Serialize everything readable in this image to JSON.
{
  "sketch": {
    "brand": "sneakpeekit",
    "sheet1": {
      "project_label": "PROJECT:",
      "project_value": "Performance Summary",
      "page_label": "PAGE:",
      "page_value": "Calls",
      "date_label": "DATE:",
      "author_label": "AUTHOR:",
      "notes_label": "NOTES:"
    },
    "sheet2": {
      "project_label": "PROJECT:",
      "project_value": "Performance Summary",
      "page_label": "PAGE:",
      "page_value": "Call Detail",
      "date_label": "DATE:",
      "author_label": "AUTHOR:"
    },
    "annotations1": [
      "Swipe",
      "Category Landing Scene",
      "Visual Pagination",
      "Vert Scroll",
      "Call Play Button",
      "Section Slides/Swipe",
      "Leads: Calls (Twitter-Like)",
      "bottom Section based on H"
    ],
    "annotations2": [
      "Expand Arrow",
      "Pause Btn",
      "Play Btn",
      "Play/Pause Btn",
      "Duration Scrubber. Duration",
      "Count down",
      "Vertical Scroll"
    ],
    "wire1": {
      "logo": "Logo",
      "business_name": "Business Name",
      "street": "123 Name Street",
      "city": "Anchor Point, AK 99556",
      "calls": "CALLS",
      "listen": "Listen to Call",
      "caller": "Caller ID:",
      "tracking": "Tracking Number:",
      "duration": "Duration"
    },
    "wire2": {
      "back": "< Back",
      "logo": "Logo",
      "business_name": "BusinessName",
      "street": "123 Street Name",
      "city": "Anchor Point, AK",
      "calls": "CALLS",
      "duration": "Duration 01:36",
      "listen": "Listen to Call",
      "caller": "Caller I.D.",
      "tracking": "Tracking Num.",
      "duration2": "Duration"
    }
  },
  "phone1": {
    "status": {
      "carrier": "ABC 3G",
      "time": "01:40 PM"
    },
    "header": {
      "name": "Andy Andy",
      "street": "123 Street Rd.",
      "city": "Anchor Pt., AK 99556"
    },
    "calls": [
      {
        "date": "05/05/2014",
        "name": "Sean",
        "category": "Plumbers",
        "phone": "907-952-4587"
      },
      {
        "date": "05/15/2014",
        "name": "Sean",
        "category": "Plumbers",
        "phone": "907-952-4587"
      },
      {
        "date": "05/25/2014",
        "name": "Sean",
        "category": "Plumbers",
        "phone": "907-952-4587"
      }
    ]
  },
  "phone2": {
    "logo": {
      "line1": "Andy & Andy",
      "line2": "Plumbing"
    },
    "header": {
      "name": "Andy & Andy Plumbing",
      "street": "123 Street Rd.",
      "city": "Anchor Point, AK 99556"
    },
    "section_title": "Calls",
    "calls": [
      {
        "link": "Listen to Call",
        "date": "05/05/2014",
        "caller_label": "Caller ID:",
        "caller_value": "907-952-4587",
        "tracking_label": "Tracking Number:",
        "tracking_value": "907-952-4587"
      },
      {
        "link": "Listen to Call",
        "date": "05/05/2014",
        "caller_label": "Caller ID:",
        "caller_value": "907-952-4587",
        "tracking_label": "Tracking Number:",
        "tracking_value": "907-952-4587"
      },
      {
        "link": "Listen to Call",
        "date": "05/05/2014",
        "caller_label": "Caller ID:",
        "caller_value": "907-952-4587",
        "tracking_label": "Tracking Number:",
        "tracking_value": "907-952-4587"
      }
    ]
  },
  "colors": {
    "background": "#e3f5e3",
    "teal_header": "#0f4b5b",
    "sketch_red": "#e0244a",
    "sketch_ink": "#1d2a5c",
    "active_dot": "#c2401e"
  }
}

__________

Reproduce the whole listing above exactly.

Serialize everything readable in this image to JSON.
{
  "sketch": {
    "brand": "sneakpeekit",
    "sheet1": {
      "project_label": "PROJECT:",
      "project_value": "Performance Summary",
      "page_label": "PAGE:",
      "page_value": "Calls",
      "date_label": "DATE:",
      "author_label": "AUTHOR:",
      "notes_label": "NOTES:"
    },
    "sheet2": {
      "project_label": "PROJECT:",
      "project_value": "Performance Summary",
      "page_label": "PAGE:",
      "page_value": "Call Detail",
      "date_label": "DATE:",
      "author_label": "AUTHOR:"
    },
    "annotations1": [
      "Swipe",
      "Category Landing Scene",
      "Visual Pagination",
      "Vert Scroll",
      "Call Play Button",
      "Section Slides/Swipe",
      "Leads: Calls (Twitter-Like)",
      "bottom Section based on H"
    ],
    "annotations2": [
      "Expand Arrow",
      "Pause Btn",
      "Play Btn",
      "Play/Pause Btn",
      "Duration Scrubber. Duration",
      "Count down",
      "Vertical Scroll"
    ],
    "wire1": {
      "logo": "Logo",
      "business_name": "Business Name",
      "street": "123 Name Street",
      "city": "Anchor Point, AK 99556",
      "calls": "CALLS",
      "listen": "Listen to Call",
      "caller": "Caller ID:",
      "tracking": "Tracking Number:",
      "duration": "Duration"
    },
    "wire2": {
      "back": "< Back",
      "logo": "Logo",
      "business_name": "BusinessName",
      "street": "123 Street Name",
      "city": "Anchor Point, AK",
      "calls": "CALLS",
      "duration": "Duration 01:36",
      "listen": "Listen to Call",
      "caller": "Caller I.D.",
      "tracking": "Tracking Num.",
      "duration2": "Duration"
    }
  },
  "phone1": {
    "status": {
      "carrier": "ABC 3G",
      "time": "01:40 PM"
    },
    "header": {
      "name": "Andy Andy",
      "street": "123 Street Rd.",
      "city": "Anchor Pt., AK 99556"
    },
    "calls": [
      {
        "date": "05/05/2014",
        "name": "Sean",
        "category": "Plumbers",
        "phone": "907-952-4587"
      },
      {
        "date": "05/15/2014",
        "name": "Sean",
        "category": "Plumbers",
        "phone": "907-952-4587"
      },
      {
        "date": "05/25/2014",
        "name": "Sean",
        "category": "Plumbers",
        "phone": "907-952-4587"
      }
    ]
  },
  "phone2": {
    "logo": {
      "line1": "Andy & Andy",
      "line2": "Plumbing"
    },
    "header": {
      "name": "Andy & Andy Plumbing",
      "street": "123 Street Rd.",
      "city": "Anchor Point, AK 99556"
    },
    "section_title": "Calls",
    "calls": [
      {
        "link": "Listen to Call",
        "date": "05/05/2014",
        "caller_label": "Caller ID:",
        "caller_value": "907-952-4587",
        "tracking_label": "Tracking Number:",
        "tracking_value": "907-952-4587"
      },
      {
        "link": "Listen to Call",
        "date": "05/05/2014",
        "caller_label": "Caller ID:",
        "caller_value": "907-952-4587",
        "tracking_label": "Tracking Number:",
        "tracking_value": "907-952-4587"
      },
      {
        "link": "Listen to Call",
        "date": "05/05/2014",
        "caller_label": "Caller ID:",
        "caller_value": "907-952-4587",
        "tracking_label": "Tracking Number:",
        "tracking_value": "907-952-4587"
      }
    ]
  },
  "colors": {
    "background": "#e3f5e3",
    "teal_header": "#0f4b5b",
    "sketch_red": "#e0244a",
    "sketch_ink": "#1d2a5c",
    "active_dot": "#c2401e"
  }
}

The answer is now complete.